Think of times when evil appeared to be manifest, oppressive, malicious, calculated, etc. There are times in history when the evil one appeared to triumph in powerful ways. And there are ways that his activity is still manifest in our world today.

That brings us to the second lesson of this story. Jesus has complete authority over the demons. Interestingly, He casts them out into the herd of swine and the swine then run down the hill and die. Bizarre. The towns people are so overwhelmed they then ask Jesus to leave the town. Why would they do that? In part, the reason seems to be the fact that Jesus' exorcism of these two men causes quite a commotion. This is because manifest evil does not depart quietly.

This is an important lesson to remember in our day and age. It's important because the evil one appears to be making his presence known to a greater and greater degree today. And he certainly has plans to make his presence even more known in the coming years. We see this in the moral downfall of our societies, the public acceptance of immorality, the secularization of the various world cultures, the increase of terrorism, etc. There are countless ways that the evil one appears to be winning the battle.

Jesus is all-powerful and will win in the end. But the hard part is that His victory will most likely cause quite a scene and it will make many uneasy. Just as they told Him to leave their town after He freed the demoniacs, so also there are many Christians today who are all too willing to ignore the rise of the kingdom of the evil one so as to avoid any contention.

Reflect, today, if you are willing to face the "consequences," so to speak, of confronting the kingdom of the evil one with the Kingdom of God. Are you willing to do what it takes to stand strong in a culture that is continually deteriorating? Are you willing to remain steadfast in the face of the noise of the evil one? Saying "Yes" to this will not be easy, but it will be a glorious imitation of our Lord Himself.
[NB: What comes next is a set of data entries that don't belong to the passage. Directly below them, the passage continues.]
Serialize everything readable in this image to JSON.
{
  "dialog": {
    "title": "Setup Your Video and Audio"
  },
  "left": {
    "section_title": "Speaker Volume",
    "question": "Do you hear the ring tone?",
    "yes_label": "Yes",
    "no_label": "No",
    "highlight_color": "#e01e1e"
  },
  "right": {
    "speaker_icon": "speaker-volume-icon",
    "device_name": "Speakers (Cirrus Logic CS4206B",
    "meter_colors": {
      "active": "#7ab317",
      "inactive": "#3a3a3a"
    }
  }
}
Lord, help me to remain strong in the face of the evil one and his kingdom of darkness. Help me to confront that kingdom with confidence, love and truth so as to bring forth Your Kingdom in its place. Jesus, I trust in You.